Web page and app entries:
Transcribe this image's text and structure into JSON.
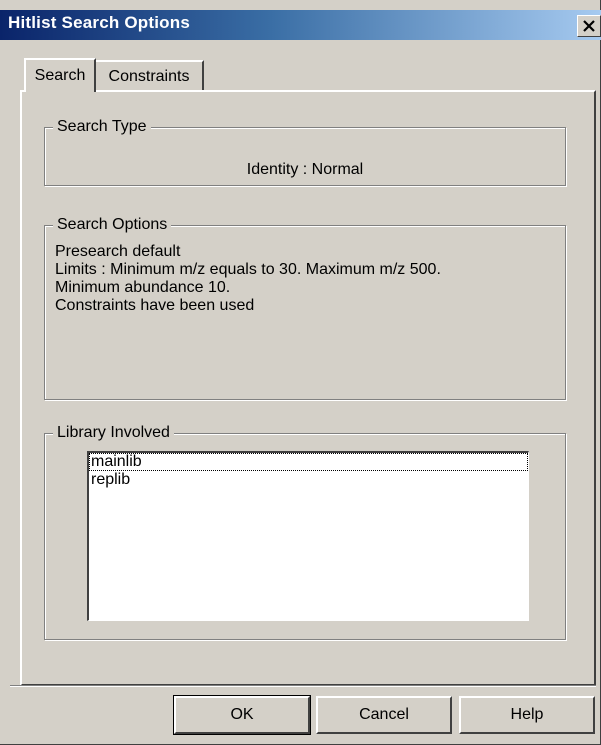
{
  "window": {
    "title": "Hitlist Search Options"
  },
  "tabs": [
    {
      "label": "Search"
    },
    {
      "label": "Constraints"
    }
  ],
  "search_type": {
    "legend": "Search Type",
    "value": "Identity : Normal"
  },
  "search_options": {
    "legend": "Search Options",
    "lines": [
      "Presearch default",
      "Limits : Minimum m/z equals to 30. Maximum m/z 500.",
      "Minimum abundance 10.",
      "Constraints have been used"
    ]
  },
  "library": {
    "legend": "Library Involved",
    "items": [
      "mainlib",
      "replib"
    ]
  },
  "buttons": {
    "ok": "OK",
    "cancel": "Cancel",
    "help": "Help"
  },
  "icons": {
    "close": "close-icon"
  }
}
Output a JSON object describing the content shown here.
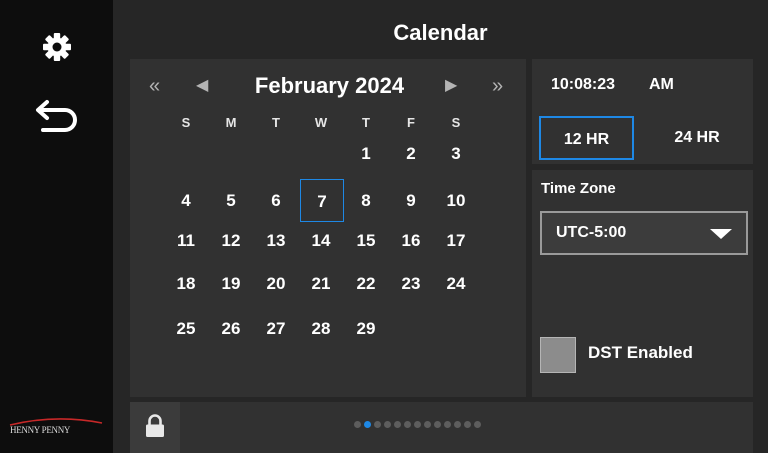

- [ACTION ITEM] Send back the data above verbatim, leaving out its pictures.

- [EXERCISE SOLUTION]
Transcribe this image's text and structure into JSON.
{
  "window": {
    "title": "Hitlist Search Options"
  },
  "tabs": [
    {
      "label": "Search"
    },
    {
      "label": "Constraints"
    }
  ],
  "search_type": {
    "legend": "Search Type",
    "value": "Identity : Normal"
  },
  "search_options": {
    "legend": "Search Options",
    "lines": [
      "Presearch default",
      "Limits : Minimum m/z equals to 30. Maximum m/z 500.",
      "Minimum abundance 10.",
      "Constraints have been used"
    ]
  },
  "library": {
    "legend": "Library Involved",
    "items": [
      "mainlib",
      "replib"
    ]
  },
  "buttons": {
    "ok": "OK",
    "cancel": "Cancel",
    "help": "Help"
  },
  "icons": {
    "close": "close-icon"
  }
}
Output a JSON object describing the content shown here.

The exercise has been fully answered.